the money game

First, a Copy of the Constitution – Now, a Super Bowl Ad

A DAO wants to buy this space to hawk NFTs. Photo-Illustration: Intelligencer

A group of crypto investors is planning to raise at least $20 million through a newfangled crypto crowdfunding project to buy a Super Bowl ad to promote NFT art — and they’re going to do it through the sale of digital art non-fungible tokens over the next month.

The group, BPNFT, is organized using blockchain technology and is similar to the one that last month tried — but failed — to buy a copy of the US Constitution. The Wyoming-based non-profit, called a decentralized autonomous organization, or DAO, raises money from contributors and relies on smart contracts to disseminate the funds based on a predetermined set of rules. DAOs don’t have anything like a traditional leader or a hierarchical structure — decisions are made collectively by token holders, subject to rules encoded in the software. (As Max Read pointed out earlier this year, DAOs are essentially group chats tied to a big pile of money.)

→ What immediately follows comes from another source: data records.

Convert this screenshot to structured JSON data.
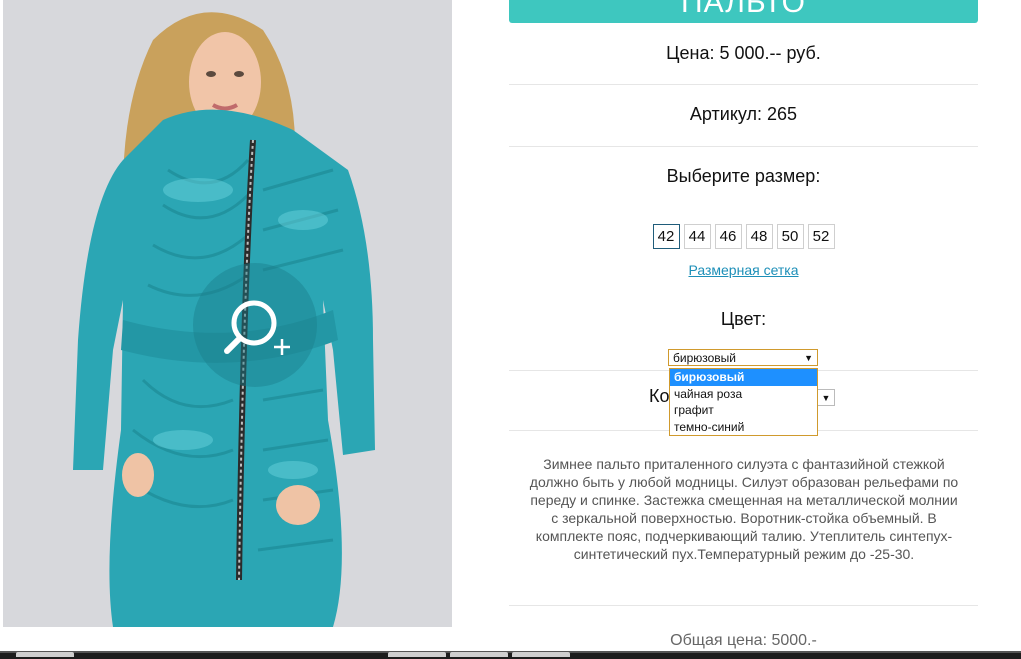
{
  "product": {
    "title": "ПАЛЬТО",
    "price_text": "Цена: 5 000.-- руб.",
    "article_text": "Артикул: 265",
    "size_title": "Выберите размер:",
    "sizes": [
      "42",
      "44",
      "46",
      "48",
      "50",
      "52"
    ],
    "selected_size": "42",
    "size_chart_link": "Размерная сетка",
    "color_title": "Цвет:",
    "color_select": {
      "value": "бирюзовый",
      "options": [
        "бирюзовый",
        "чайная роза",
        "графит",
        "темно-синий"
      ],
      "highlighted": "бирюзовый"
    },
    "quantity_label": "Ко",
    "description": "Зимнее пальто приталенного силуэта с фантазийной стежкой должно быть у любой модницы. Силуэт образован рельефами по переду и спинке. Застежка смещенная на металлической молнии с зеркальной поверхностью. Воротник-стойка объемный. В комплекте пояс, подчеркивающий талию. Утеплитель синтепух-синтетический пух.Температурный режим до -25-30.",
    "total_text": "Общая цена: 5000.-"
  },
  "icons": {
    "zoom": "zoom-in-icon",
    "dropdown_arrow": "triangle-down-icon"
  },
  "colors": {
    "accent": "#3ec7bf",
    "link": "#1d8fb8",
    "highlight": "#1e90ff",
    "coat": "#2ba6b4"
  }
}
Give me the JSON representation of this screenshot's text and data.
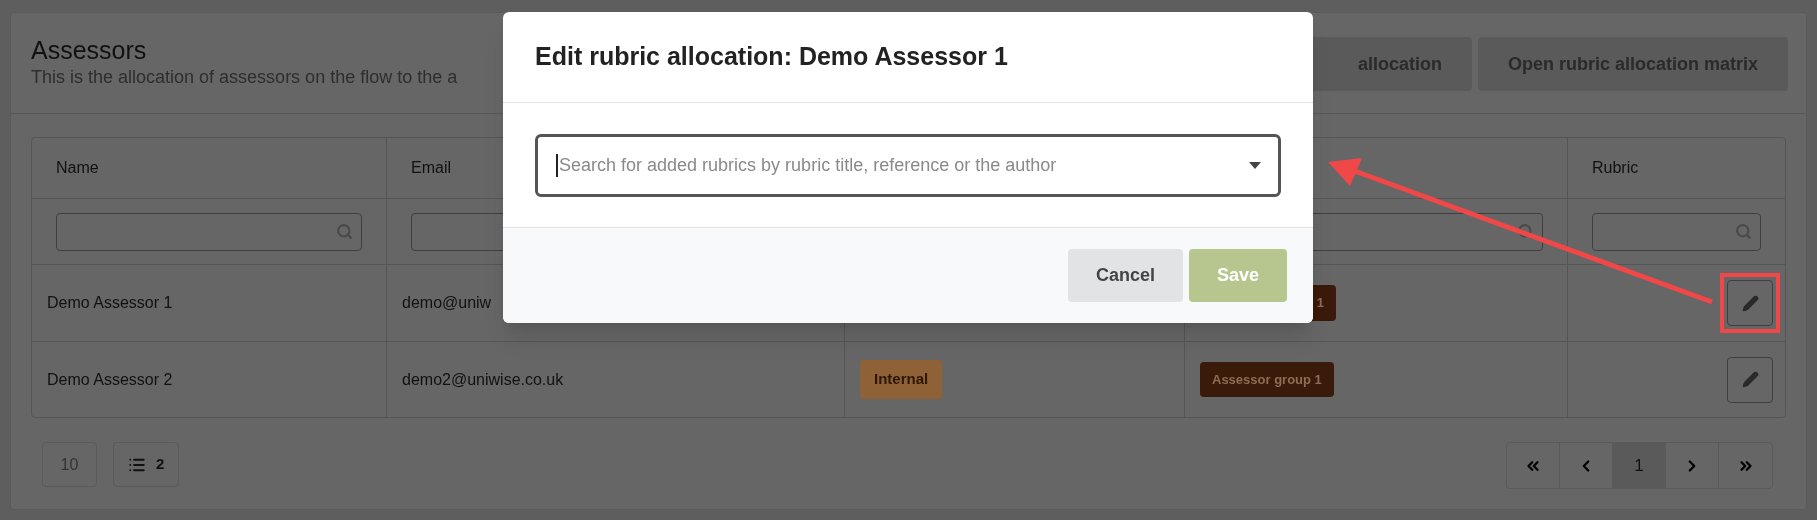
{
  "page": {
    "title": "Assessors",
    "description": "This is the allocation of assessors on the flow to the a",
    "buttons": [
      {
        "label": "allocation"
      },
      {
        "label": "Open rubric allocation matrix"
      }
    ]
  },
  "table": {
    "columns": [
      {
        "label": "Name",
        "filter": {
          "kind": "search"
        }
      },
      {
        "label": "Email",
        "filter": {
          "kind": "plain"
        }
      },
      {
        "filter": {
          "kind": "none"
        }
      },
      {
        "filter": {
          "kind": "search"
        }
      },
      {
        "label": "Rubric",
        "filter": {
          "kind": "search"
        }
      }
    ],
    "rows": [
      {
        "name": "Demo Assessor 1",
        "email": "demo@uniw",
        "group": "1",
        "highlighted": true
      },
      {
        "name": "Demo Assessor 2",
        "email": "demo2@uniwise.co.uk",
        "type": "Internal",
        "group": "Assessor group 1",
        "highlighted": false
      }
    ]
  },
  "pagination": {
    "page_size": "10",
    "count": "2",
    "pages": [
      {
        "label": "1",
        "selected": true
      }
    ]
  },
  "modal": {
    "title": "Edit rubric allocation: Demo Assessor 1",
    "select": {
      "placeholder": "Search for added rubrics by rubric title, reference or the author"
    },
    "buttons": [
      {
        "label": "Cancel",
        "kind": "secondary"
      },
      {
        "label": "Save",
        "kind": "primary"
      }
    ]
  }
}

BPNFT is trying to recruit around 100 artists to sell about 1,800 works of digital art — a market that’s exploded to more than $7 billion, according to a research report from JPMorgan Chase. The hope is that the proceeds would cover the $15 million outlay for the ad during the Feb. 13 National Football League game, which will be held at SoFi Stadium in Inglewood, California. Additional proceeds will go to charities like the Electronic Frontier Foundation, the Human Rights Foundation, Gray Area Foundation for the Arts, and LexDAO, as well as the artists, Echtman said.

“This is the biggest stage. This is the most eyeballs in one place at one time,” Steve Echtman, BPNFT’s founder, told Intelligencer.

While Super Bowl ads are typically full of beer, celebrities, and assorted Americana, the early plans for the ad are much more abstract. Echtman plans on having a blur of NFTs images flash on the screen, with more than one piece of art per frame, in a kind of moving collage similar to the artist Beeple’s now-famous NFT art piece Everydays: The First 5000 Days, which sold at a Christie’s auction for more than $69 million. No artists have officially signed up yet, but Echtman says the group is hoping to bring on a few brand-name artists, as well as art from people who’ve reach out to the DAO once it’s launched. The aim of the proposed spot is “to support artists and bring more people into the fold of understanding this whole Web3 space and how it helps support artists,” said Echtman, a contributor to the Friends with Benefits DAO – one of the best-known and richest of these new organizations – and founder of a company that consults on starting the organizations.

Still, there is plenty that can go wrong. Last month, a group of investors raised more than $40 million to buy a copy of the US Constitution, but the project eventually turned into a mess for investors when they lost the auctions. When the contributors demanded their money back, many saw their funds eroded by transaction fees. Relying on NFT sales to fund the project also has its potential pitfalls. Despite the hype, the overall market has been slumping, with the number of weekly average sales and value reaching lows not seen since August, according to, which tracks the market.

Echtman acknowledged that the number of Super Bowl ad slots are limited, and he could lose out on securing an ad. People would have 30 days after the Super Bowl to get their money back, though how much they actually receive would depend on transaction costs and fluctuations in the cryptocurrency market, as well as “a portion of costs incurred by BPNFT in pursuit of this project,” Echtman said.

“I’m not trying to sell anything to anyone,” Echtman said. “We want people to have an experience of viewing a work of art, maybe not necessarily understanding what it is that they’re seeing, or why that’s on the screen at this point in time of the game, but we want the takeaway to be curiosity.”

First the Constitution – Now a Super Bowl Ad